And there’s this: Dawn mentions that with practice, I could achieve an orgasm of such duration, intensity, and scope that delight would reverberate from one coast of my body to the other.

The prospect makes me a bit nervous, but I decide to go ahead. Yet I don’t quite know what to expect: skill drills? A tangle of naked bodies in a big puppy pile of sensation? Weeks pass, and I cancel three times before finally going through with it.

The day of the session, Dawn and Gerard explain that there will be meditation, massage, and chanting of words that resonate with the chakras (the so-called energy centers of the body). I’ll also experience some scene-setting (low lights, background music) to help me, the goddess of the session, relax before learning about that sacred spot.

The theory is that when the spot is massaged, gently and for some time (the Muirs suggest a couple of hours for the first practice), the sensations and emotions evoked can stimulate an awakening, transforming the quality of your sexual experiences and infusing your life with new vitality. But even this isn’t tantra’s raison d’être, practitioners say—it’s love, higher love.

Tantra is not just about what happens after you strip off your drawstring pants: It’s about yielding to a vulnerability that goes beyond that of physical nakedness, and admitting to a lack that many have but few fess up to. It’s about elevating sex to more than just bouncing on the bedsprings.

In the Muirs’ weekend and weeklong workshops, there is frank discussion about the male and female genitalia (the penis, by the way, is referred to as the lingam or “wand of light”) and there are lessons about touching, kissing, and other lost arts. (No public nudity is required.) The Muirs provide instructions on tactile exploration of the spots of both women and men, which can then be practiced privately with a partner, as homework. (The man’s spot is in the general vicinity of the prostate gland.)

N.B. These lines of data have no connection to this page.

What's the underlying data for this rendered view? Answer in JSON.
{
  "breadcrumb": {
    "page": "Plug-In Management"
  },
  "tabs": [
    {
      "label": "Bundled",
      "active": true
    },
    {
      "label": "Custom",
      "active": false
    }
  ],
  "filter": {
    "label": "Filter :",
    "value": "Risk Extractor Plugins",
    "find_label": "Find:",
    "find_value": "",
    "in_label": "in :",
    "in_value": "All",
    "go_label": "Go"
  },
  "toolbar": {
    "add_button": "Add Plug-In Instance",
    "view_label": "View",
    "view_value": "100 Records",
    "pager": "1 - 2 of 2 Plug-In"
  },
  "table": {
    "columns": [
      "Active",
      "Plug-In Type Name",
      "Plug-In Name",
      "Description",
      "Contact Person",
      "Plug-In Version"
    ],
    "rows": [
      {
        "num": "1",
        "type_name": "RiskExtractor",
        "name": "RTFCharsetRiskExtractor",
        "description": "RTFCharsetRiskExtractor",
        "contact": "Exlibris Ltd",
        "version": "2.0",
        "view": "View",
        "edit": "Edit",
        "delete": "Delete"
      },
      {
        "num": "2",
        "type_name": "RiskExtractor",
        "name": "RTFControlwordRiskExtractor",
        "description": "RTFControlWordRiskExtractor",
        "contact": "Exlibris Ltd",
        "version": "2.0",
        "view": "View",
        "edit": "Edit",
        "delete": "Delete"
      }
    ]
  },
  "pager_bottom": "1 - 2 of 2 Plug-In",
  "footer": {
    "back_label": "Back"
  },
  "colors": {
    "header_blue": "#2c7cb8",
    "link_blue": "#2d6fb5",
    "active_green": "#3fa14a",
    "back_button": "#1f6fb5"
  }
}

There’s also instruction, for women, in how to have a vaginal orgasm, which we’re encouraged to have as frequently as possible. In tantra, such orgasms are thought to generate copious amounts of energy that can be shared with a partner and used to fuel creativity, work, and love. Men, however, are taught to have orgasms without ejaculating—a tougher sell, to be sure—because tantric lore holds that the fluid loss saps their vital energy.

As I sample the basics of tantra—the rose petals, the candle-illuminated bath, the landing of a beachhead in the sacred regions (the troops will come later)—I must admit that I do it with a bit of internal eye-rolling. As I drive home from my session, I feel the polarities of my day when my son calls to ask me to pick up hot dogs, a reminder of the life that exists outside of rose petals and sacred spots.

But over the next few weeks, I acknowledge the potential. I vow to practice with my partner, provided he’s willing to consider sex as something to be honored and given big chunks of time to explore, something to experience, maybe, on floral-scented sheets.

And then I want him to be able to laugh with me, acknowledge the distance traveled between the sock drawer and now—and put this sexual awakening stuff aside and have dinner. Hot dogs, anyone? For more information on the Muirs’ 
Source School of Tantra, call 888.682.6872 or go to

Check out, the website of tantra teacher Robert Frey.

Helpful books include The Art of Sexual Ecstasy, by Margot Anand and Tantra: 
The Art of Conscious Loving, by Caroline and Charles Muir.